Closures can be tricky on stretchy, loose knits, but with the right support, you can add professional-looking buttonholes and smooth zippers that complement your knitwear designs.
Experiment for flat, attractive buttonholes
The tips below will help you sew buttonholes that resist stretching and distortion.
Sew a test buttonhole. Evaluate it for appearance, stability, and ease of stitching.
Add stabilizer. On a faced and interfaced edge, you might need no more than an extra patch of fusible interfacing on the wrong side of the buttonhole position.

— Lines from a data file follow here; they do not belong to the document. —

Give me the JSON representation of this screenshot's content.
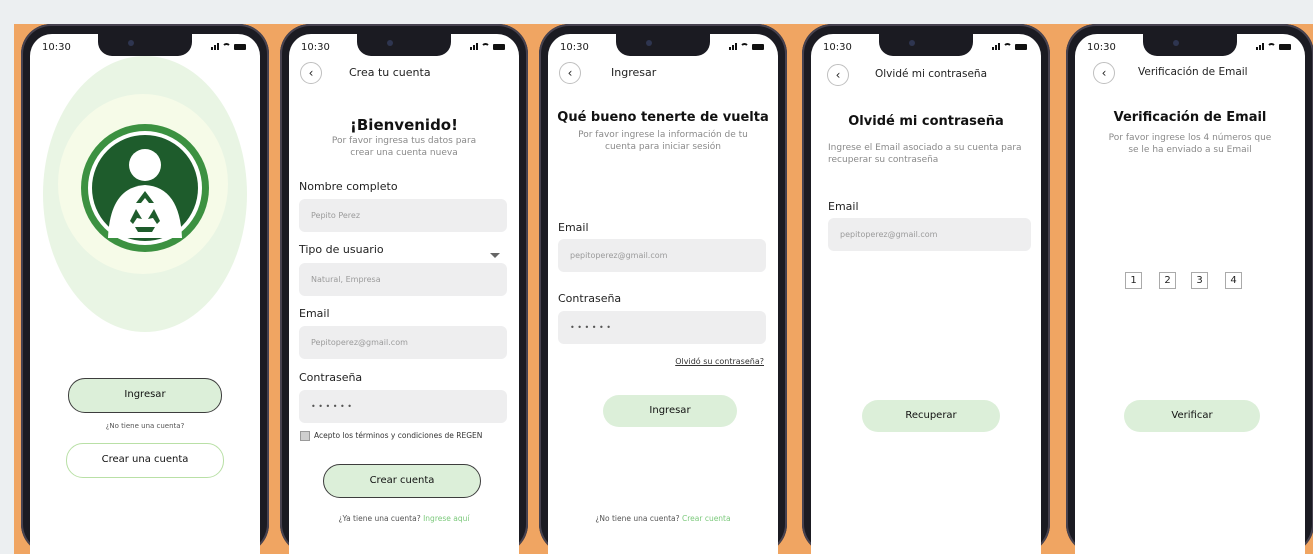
{
  "status_time": [
    "10:30",
    "10:30",
    "10:30",
    "10:30",
    "10:30"
  ],
  "colors": {
    "band": "#f0a562",
    "accent": "#dcefd9",
    "link_green": "#7bc97b",
    "logo_dark": "#1e5c2c"
  },
  "welcome": {
    "login_button": "Ingresar",
    "no_account": "¿No tiene una cuenta?",
    "create_button": "Crear una cuenta",
    "logo_icon": "recycle-person-icon"
  },
  "register": {
    "header": "Crea tu cuenta",
    "title": "¡Bienvenido!",
    "subtitle": "Por favor ingresa tus datos para crear una cuenta nueva",
    "name_label": "Nombre completo",
    "name_value": "Pepito Perez",
    "type_label": "Tipo de usuario",
    "type_value": "Natural, Empresa",
    "email_label": "Email",
    "email_value": "Pepitoperez@gmail.com",
    "password_label": "Contraseña",
    "password_value": "• • • • • •",
    "terms": "Acepto los términos y condiciones de REGEN",
    "create_button": "Crear cuenta",
    "have_account": "¿Ya tiene una cuenta?",
    "login_link": "Ingrese aquí"
  },
  "login": {
    "header": "Ingresar",
    "title": "Qué bueno tenerte de vuelta",
    "subtitle": "Por favor ingrese la información de tu cuenta para iniciar sesión",
    "email_label": "Email",
    "email_value": "pepitoperez@gmail.com",
    "password_label": "Contraseña",
    "password_value": "• • • • • •",
    "forgot_link": "Olvidó su contraseña?",
    "login_button": "Ingresar",
    "no_account": "¿No tiene una cuenta?",
    "create_link": "Crear cuenta"
  },
  "forgot": {
    "header": "Olvidé mi contraseña",
    "title": "Olvidé mi contraseña",
    "subtitle": "Ingrese el Email asociado a su cuenta para recuperar su contraseña",
    "email_label": "Email",
    "email_value": "pepitoperez@gmail.com",
    "recover_button": "Recuperar"
  },
  "verify": {
    "header": "Verificación de Email",
    "title": "Verificación de Email",
    "subtitle": "Por favor ingrese los 4 números que se le ha enviado a su Email",
    "code": [
      "1",
      "2",
      "3",
      "4"
    ],
    "verify_button": "Verificar"
  }
}
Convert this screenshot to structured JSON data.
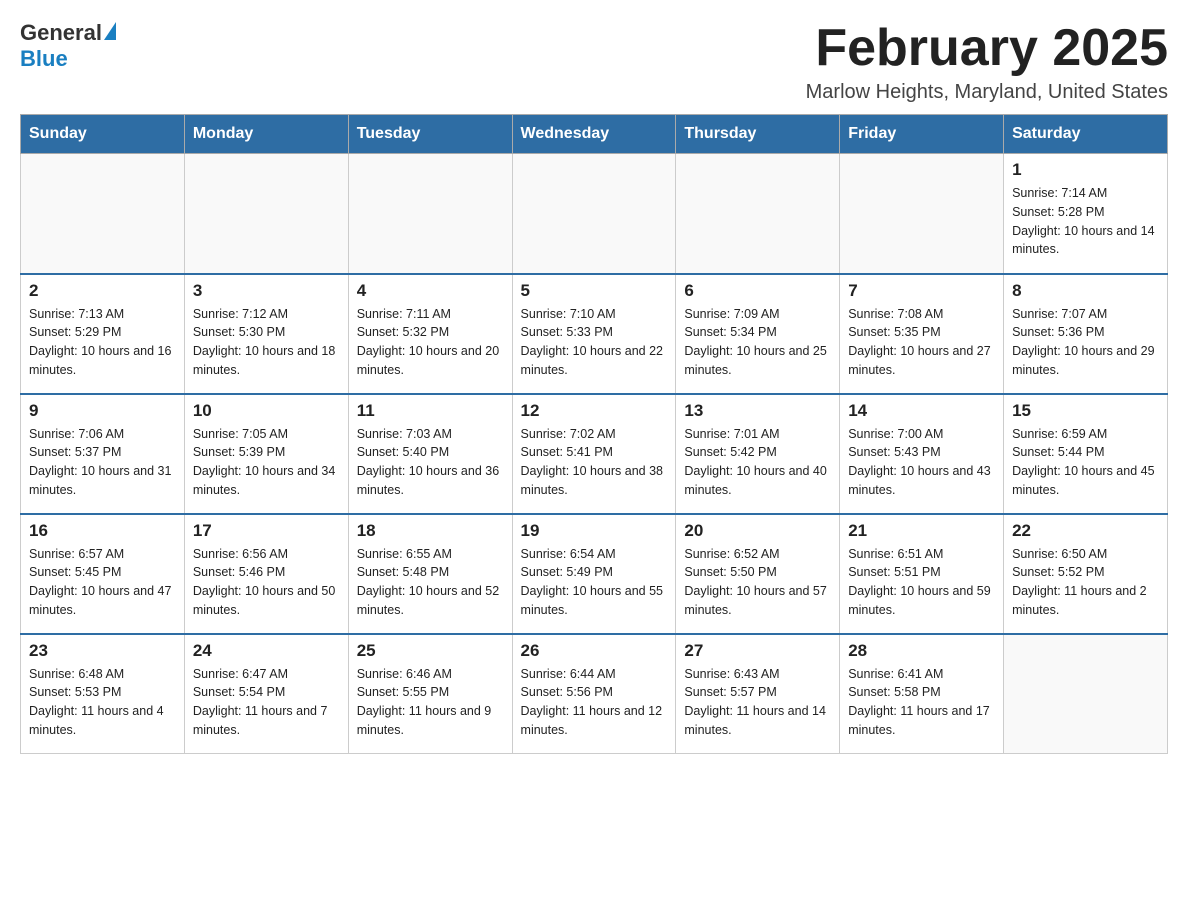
{
  "header": {
    "logo_general": "General",
    "logo_blue": "Blue",
    "month_title": "February 2025",
    "location": "Marlow Heights, Maryland, United States"
  },
  "weekdays": [
    "Sunday",
    "Monday",
    "Tuesday",
    "Wednesday",
    "Thursday",
    "Friday",
    "Saturday"
  ],
  "weeks": [
    [
      {
        "day": "",
        "info": ""
      },
      {
        "day": "",
        "info": ""
      },
      {
        "day": "",
        "info": ""
      },
      {
        "day": "",
        "info": ""
      },
      {
        "day": "",
        "info": ""
      },
      {
        "day": "",
        "info": ""
      },
      {
        "day": "1",
        "info": "Sunrise: 7:14 AM\nSunset: 5:28 PM\nDaylight: 10 hours and 14 minutes."
      }
    ],
    [
      {
        "day": "2",
        "info": "Sunrise: 7:13 AM\nSunset: 5:29 PM\nDaylight: 10 hours and 16 minutes."
      },
      {
        "day": "3",
        "info": "Sunrise: 7:12 AM\nSunset: 5:30 PM\nDaylight: 10 hours and 18 minutes."
      },
      {
        "day": "4",
        "info": "Sunrise: 7:11 AM\nSunset: 5:32 PM\nDaylight: 10 hours and 20 minutes."
      },
      {
        "day": "5",
        "info": "Sunrise: 7:10 AM\nSunset: 5:33 PM\nDaylight: 10 hours and 22 minutes."
      },
      {
        "day": "6",
        "info": "Sunrise: 7:09 AM\nSunset: 5:34 PM\nDaylight: 10 hours and 25 minutes."
      },
      {
        "day": "7",
        "info": "Sunrise: 7:08 AM\nSunset: 5:35 PM\nDaylight: 10 hours and 27 minutes."
      },
      {
        "day": "8",
        "info": "Sunrise: 7:07 AM\nSunset: 5:36 PM\nDaylight: 10 hours and 29 minutes."
      }
    ],
    [
      {
        "day": "9",
        "info": "Sunrise: 7:06 AM\nSunset: 5:37 PM\nDaylight: 10 hours and 31 minutes."
      },
      {
        "day": "10",
        "info": "Sunrise: 7:05 AM\nSunset: 5:39 PM\nDaylight: 10 hours and 34 minutes."
      },
      {
        "day": "11",
        "info": "Sunrise: 7:03 AM\nSunset: 5:40 PM\nDaylight: 10 hours and 36 minutes."
      },
      {
        "day": "12",
        "info": "Sunrise: 7:02 AM\nSunset: 5:41 PM\nDaylight: 10 hours and 38 minutes."
      },
      {
        "day": "13",
        "info": "Sunrise: 7:01 AM\nSunset: 5:42 PM\nDaylight: 10 hours and 40 minutes."
      },
      {
        "day": "14",
        "info": "Sunrise: 7:00 AM\nSunset: 5:43 PM\nDaylight: 10 hours and 43 minutes."
      },
      {
        "day": "15",
        "info": "Sunrise: 6:59 AM\nSunset: 5:44 PM\nDaylight: 10 hours and 45 minutes."
      }
    ],
    [
      {
        "day": "16",
        "info": "Sunrise: 6:57 AM\nSunset: 5:45 PM\nDaylight: 10 hours and 47 minutes."
      },
      {
        "day": "17",
        "info": "Sunrise: 6:56 AM\nSunset: 5:46 PM\nDaylight: 10 hours and 50 minutes."
      },
      {
        "day": "18",
        "info": "Sunrise: 6:55 AM\nSunset: 5:48 PM\nDaylight: 10 hours and 52 minutes."
      },
      {
        "day": "19",
        "info": "Sunrise: 6:54 AM\nSunset: 5:49 PM\nDaylight: 10 hours and 55 minutes."
      },
      {
        "day": "20",
        "info": "Sunrise: 6:52 AM\nSunset: 5:50 PM\nDaylight: 10 hours and 57 minutes."
      },
      {
        "day": "21",
        "info": "Sunrise: 6:51 AM\nSunset: 5:51 PM\nDaylight: 10 hours and 59 minutes."
      },
      {
        "day": "22",
        "info": "Sunrise: 6:50 AM\nSunset: 5:52 PM\nDaylight: 11 hours and 2 minutes."
      }
    ],
    [
      {
        "day": "23",
        "info": "Sunrise: 6:48 AM\nSunset: 5:53 PM\nDaylight: 11 hours and 4 minutes."
      },
      {
        "day": "24",
        "info": "Sunrise: 6:47 AM\nSunset: 5:54 PM\nDaylight: 11 hours and 7 minutes."
      },
      {
        "day": "25",
        "info": "Sunrise: 6:46 AM\nSunset: 5:55 PM\nDaylight: 11 hours and 9 minutes."
      },
      {
        "day": "26",
        "info": "Sunrise: 6:44 AM\nSunset: 5:56 PM\nDaylight: 11 hours and 12 minutes."
      },
      {
        "day": "27",
        "info": "Sunrise: 6:43 AM\nSunset: 5:57 PM\nDaylight: 11 hours and 14 minutes."
      },
      {
        "day": "28",
        "info": "Sunrise: 6:41 AM\nSunset: 5:58 PM\nDaylight: 11 hours and 17 minutes."
      },
      {
        "day": "",
        "info": ""
      }
    ]
  ]
}
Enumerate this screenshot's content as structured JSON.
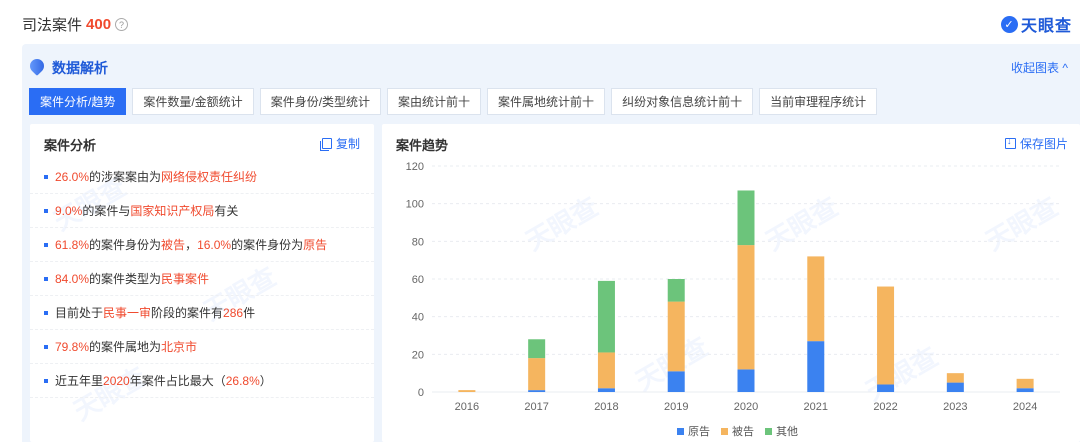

Improve fabric feed. Thick or textured knits sometimes catch or bunch up under the presser foot during stitching. To keep things moving smoothly, lengthen the stitch, and apply temporary stabilizer (I like Solvy’s water-soluble version) to the bottom and/or top.
Cord the buttonhole. For buttonholes on ribbing or self trim, apply buttonhole twist or elastic thread as cording. Buttonhole twist provides complete stability and strength, but elastic thread enables the buttonhole to stretch. Test both to see which works better on your knit fabric. When the buttonhole stitching is complete, tie the cording ends together and bury them in the fabric near the stitch line. Then cut away the excess on the wrong side.